“Since the day that I met him, he lived his life for everyone else… You ain’t never seen DMX with a Lamborghini, you ain’t never seen my brother with a Rolls-Royce, you ain’t never seen him iced out with no jewelry. He did not care about any of that…”

Touching on DMX’s spirituality and the personal pain he endured throughout his troubled life, which was plagued by substance abuse, the producer said, “He prayed for everybody else more than himself. He’d get on the stage and pray for 15,000 people, knowing that he needed more prayers than anybody that he was praying for…”

“He took everybody’s pain and made it his,” Swizz continued. “He would go to jail to escape his pain. That’s how much pain my brother had every day… He would win an award, an American Music Award, you name it, and didn’t understand why he deserved it because he knew and he felt that other people deserved it more than him. He never lived for hisself.”

Swizz went on to liken his fallen friend and frequent collaborator to a “prophet” who was constantly giving back to those in need, without ever publicizing his charity work.

“My brother would take care of everybody before he would take care of himself.
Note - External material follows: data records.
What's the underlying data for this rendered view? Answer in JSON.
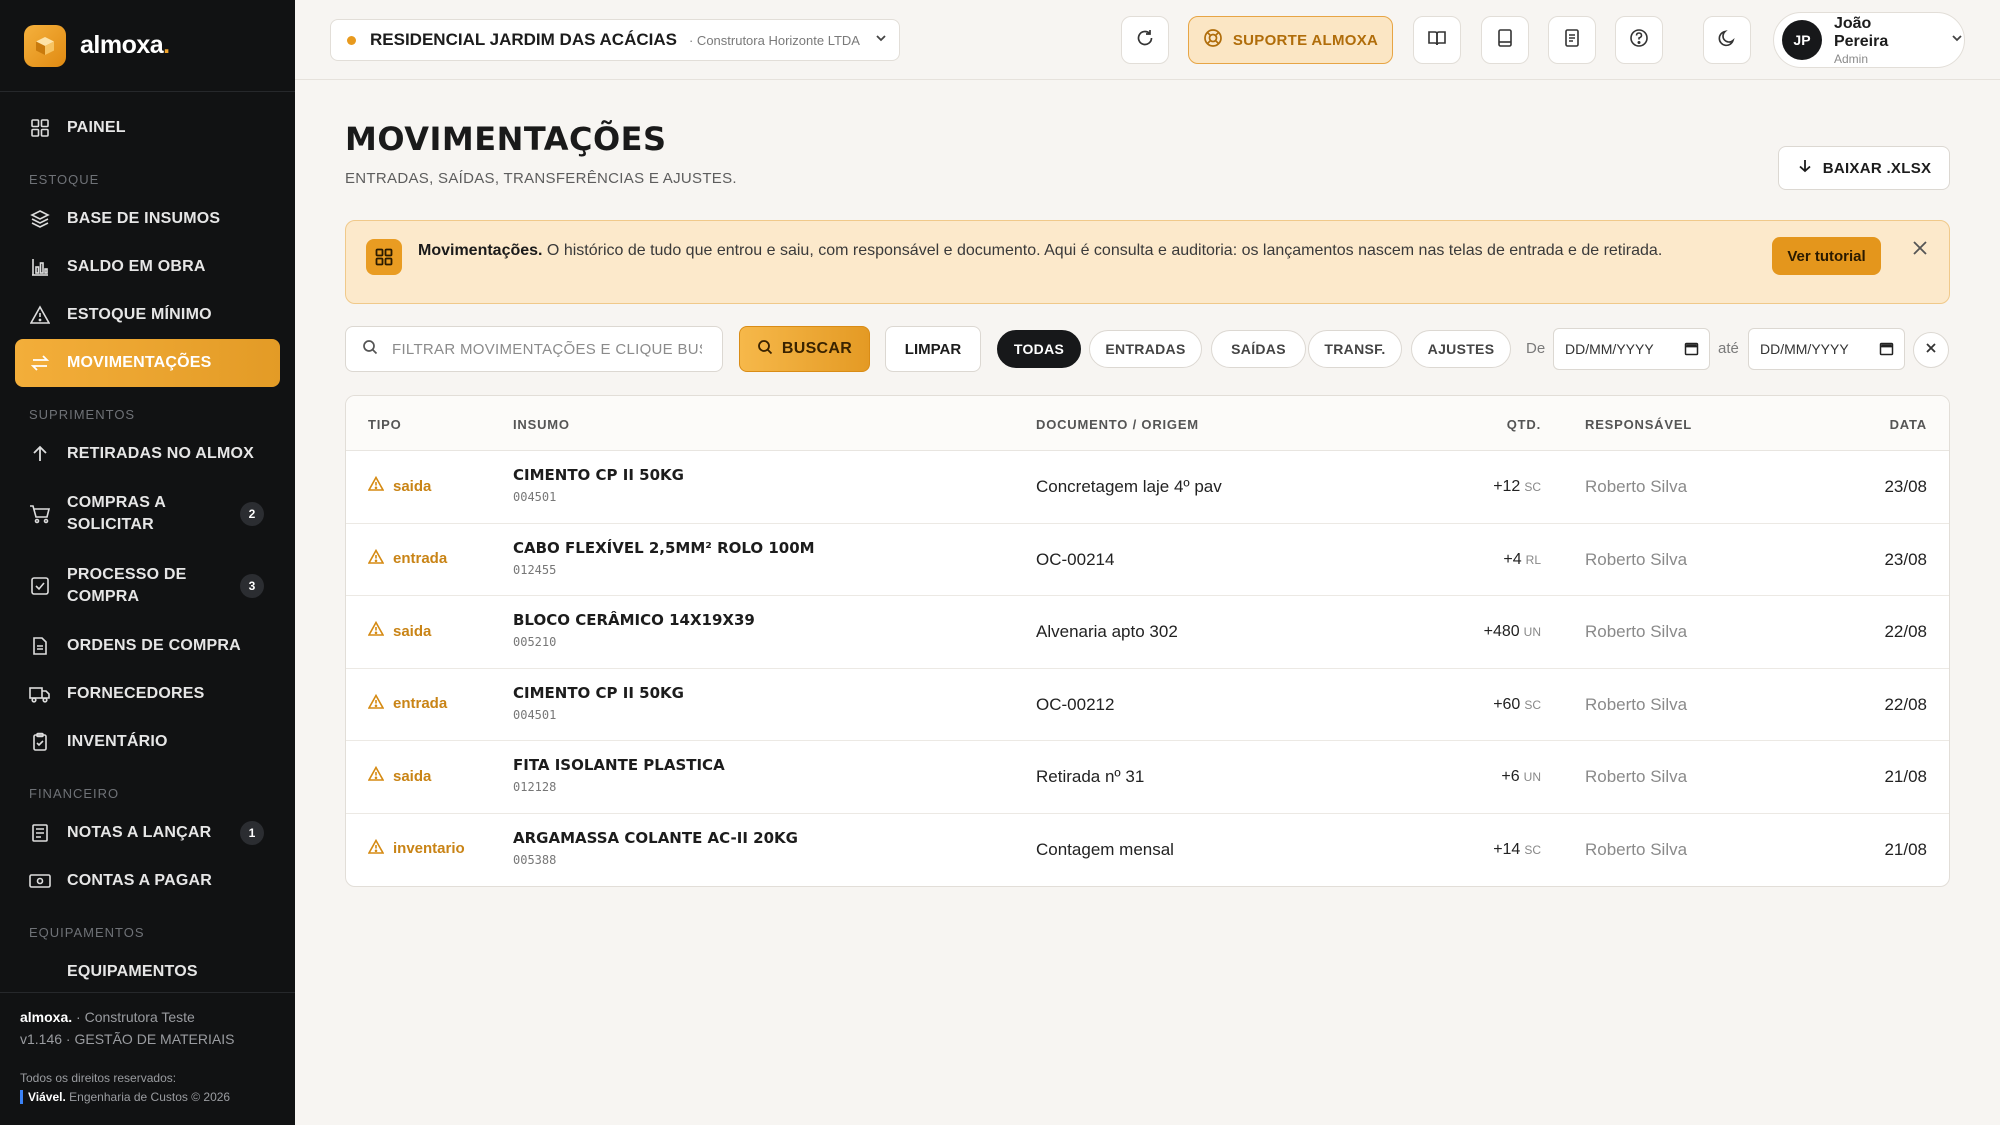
{
  "brand": {
    "name": "almoxa",
    "dot": "."
  },
  "sidebar": {
    "painel": "PAINEL",
    "sections": {
      "estoque": "ESTOQUE",
      "suprimentos": "SUPRIMENTOS",
      "financeiro": "FINANCEIRO",
      "equipamentos": "EQUIPAMENTOS"
    },
    "items": {
      "base_insumos": "BASE DE INSUMOS",
      "saldo_obra": "SALDO EM OBRA",
      "estoque_minimo": "ESTOQUE MÍNIMO",
      "movimentacoes": "MOVIMENTAÇÕES",
      "retiradas": "RETIRADAS NO ALMOX",
      "compras_l1": "COMPRAS A",
      "compras_l2": "SOLICITAR",
      "compras_badge": "2",
      "processo_l1": "PROCESSO DE",
      "processo_l2": "COMPRA",
      "processo_badge": "3",
      "ordens": "ORDENS DE COMPRA",
      "fornecedores": "FORNECEDORES",
      "inventario": "INVENTÁRIO",
      "notas": "NOTAS A LANÇAR",
      "notas_badge": "1",
      "contas": "CONTAS A PAGAR",
      "equipamentos": "EQUIPAMENTOS"
    },
    "footer": {
      "brand": "almoxa.",
      "company": " · Construtora Teste",
      "version": "v1.146 · GESTÃO DE MATERIAIS",
      "rights": "Todos os direitos reservados:",
      "maker": "Viável.",
      "maker_rest": " Engenharia de Custos © 2026"
    }
  },
  "topbar": {
    "project_name": "RESIDENCIAL JARDIM DAS ACÁCIAS",
    "project_company": "· Construtora Horizonte LTDA",
    "support": "SUPORTE ALMOXA",
    "user_initials": "JP",
    "user_name": "João Pereira",
    "user_role": "Admin"
  },
  "page": {
    "title": "MOVIMENTAÇÕES",
    "subtitle": "ENTRADAS, SAÍDAS, TRANSFERÊNCIAS E AJUSTES.",
    "download": "BAIXAR .XLSX"
  },
  "info": {
    "title": "Movimentações.",
    "text": " O histórico de tudo que entrou e saiu, com responsável e documento. Aqui é consulta e auditoria: os lançamentos nascem nas telas de entrada e de retirada.",
    "tutorial": "Ver tutorial"
  },
  "filters": {
    "search_placeholder": "FILTRAR MOVIMENTAÇÕES E CLIQUE BUSCAR",
    "search_btn": "BUSCAR",
    "clear_btn": "LIMPAR",
    "chips": [
      "TODAS",
      "ENTRADAS",
      "SAÍDAS",
      "TRANSF.",
      "AJUSTES"
    ],
    "active_chip": "TODAS",
    "from_label": "De",
    "to_label": "até",
    "date_placeholder": "DD/MM/YYYY"
  },
  "table": {
    "headers": [
      "TIPO",
      "INSUMO",
      "DOCUMENTO / ORIGEM",
      "QTD.",
      "RESPONSÁVEL",
      "DATA"
    ],
    "rows": [
      {
        "tipo": "saida",
        "insumo": "CIMENTO CP II 50KG",
        "codigo": "004501",
        "doc": "Concretagem laje 4º pav",
        "qtd": "+12",
        "unit": "SC",
        "resp": "Roberto Silva",
        "data": "23/08"
      },
      {
        "tipo": "entrada",
        "insumo": "CABO FLEXÍVEL 2,5MM² ROLO 100M",
        "codigo": "012455",
        "doc": "OC-00214",
        "qtd": "+4",
        "unit": "RL",
        "resp": "Roberto Silva",
        "data": "23/08"
      },
      {
        "tipo": "saida",
        "insumo": "BLOCO CERÂMICO 14X19X39",
        "codigo": "005210",
        "doc": "Alvenaria apto 302",
        "qtd": "+480",
        "unit": "UN",
        "resp": "Roberto Silva",
        "data": "22/08"
      },
      {
        "tipo": "entrada",
        "insumo": "CIMENTO CP II 50KG",
        "codigo": "004501",
        "doc": "OC-00212",
        "qtd": "+60",
        "unit": "SC",
        "resp": "Roberto Silva",
        "data": "22/08"
      },
      {
        "tipo": "saida",
        "insumo": "FITA ISOLANTE PLASTICA",
        "codigo": "012128",
        "doc": "Retirada nº 31",
        "qtd": "+6",
        "unit": "UN",
        "resp": "Roberto Silva",
        "data": "21/08"
      },
      {
        "tipo": "inventario",
        "insumo": "ARGAMASSA COLANTE AC-II 20KG",
        "codigo": "005388",
        "doc": "Contagem mensal",
        "qtd": "+14",
        "unit": "SC",
        "resp": "Roberto Silva",
        "data": "21/08"
      }
    ]
  },
  "colors": {
    "accent": "#e89a1e",
    "sidebar_bg": "#111213",
    "warning": "#c98416"
  }
}
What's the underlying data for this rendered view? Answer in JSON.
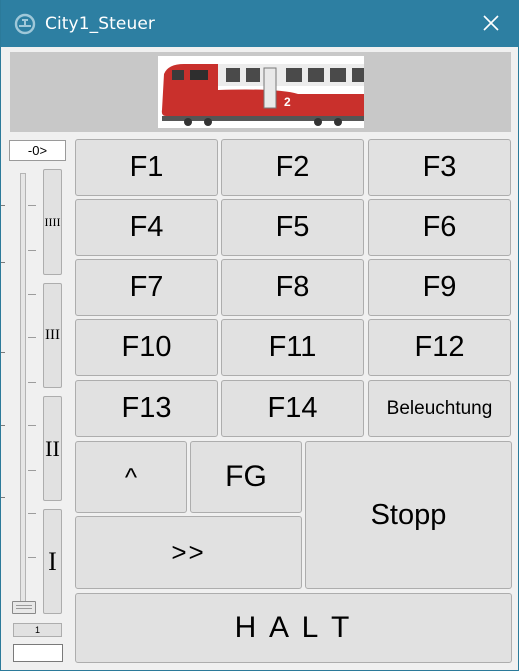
{
  "window": {
    "title": "City1_Steuer",
    "accent_color": "#2d7fa2",
    "icon": "locomotive-gauge-icon",
    "close_icon": "close-icon"
  },
  "locomotive_image": {
    "description_icon": "train-car-image",
    "body_color": "#c9302c",
    "stripe_color": "#ffffff",
    "digit": "2"
  },
  "speed_panel": {
    "direction": "-0>",
    "gears": [
      "IIII",
      "III",
      "II",
      "I"
    ],
    "slider_level": 0,
    "speed_value": "1",
    "speed_input_value": ""
  },
  "function_buttons": [
    "F1",
    "F2",
    "F3",
    "F4",
    "F5",
    "F6",
    "F7",
    "F8",
    "F9",
    "F10",
    "F11",
    "F12",
    "F13",
    "F14",
    "Beleuchtung"
  ],
  "controls": {
    "up": "^",
    "fg": "FG",
    "forward": ">>",
    "stop": "Stopp",
    "halt": "H A L T"
  }
}
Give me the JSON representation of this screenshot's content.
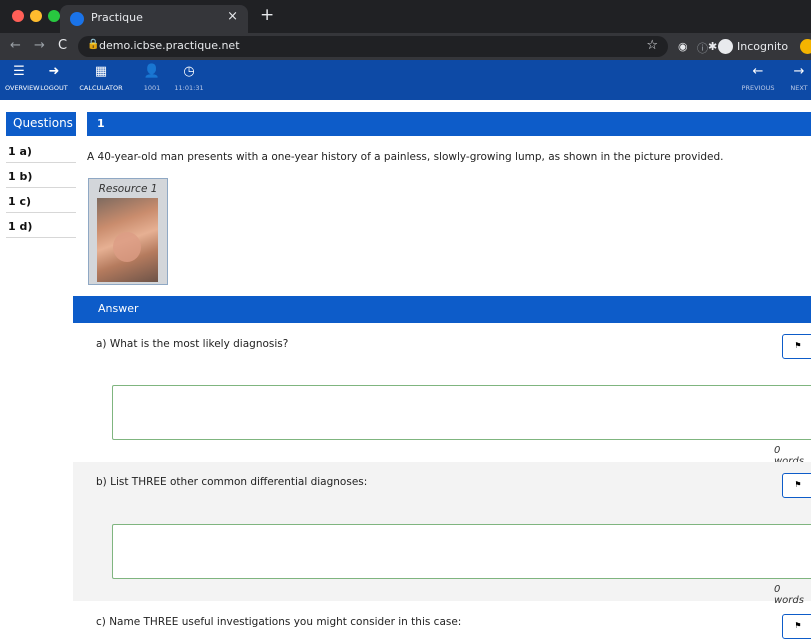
{
  "browser": {
    "tab_title": "Practique",
    "tab_close": "×",
    "new_tab": "+",
    "url": "demo.icbse.practique.net",
    "incognito_label": "Incognito",
    "colors": {
      "close": "#ff5f57",
      "minimize": "#febc2e",
      "maximize": "#28c840"
    }
  },
  "toolbar": {
    "overview": "OVERVIEW",
    "logout": "LOGOUT",
    "calculator": "CALCULATOR",
    "candidate": "1001",
    "timer": "11:01:31",
    "previous": "PREVIOUS",
    "next": "NEXT"
  },
  "sidebar": {
    "header": "Questions",
    "items": [
      "1 a)",
      "1 b)",
      "1 c)",
      "1 d)"
    ]
  },
  "question": {
    "number": "1",
    "stem": "A 40-year-old man presents with a one-year history of a painless, slowly-growing lump, as shown in the picture provided.",
    "resource_label": "Resource 1"
  },
  "answer": {
    "header": "Answer",
    "parts": [
      {
        "label": "a) What is the most likely diagnosis?",
        "value": "",
        "word_count": "0 words"
      },
      {
        "label": "b) List THREE other common differential diagnoses:",
        "value": "",
        "word_count": "0 words"
      },
      {
        "label": "c) Name THREE useful investigations you might consider in this case:"
      }
    ],
    "flag_icon": "flag-icon"
  }
}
I never seen a human like him,” he said. “The closest I’ve ever seen to a prophet.”

“He did more charity than probably every artist I know,” Swizz continued. “The only difference with his charity was he never talked about it. His humanitarian work should be celebrated…”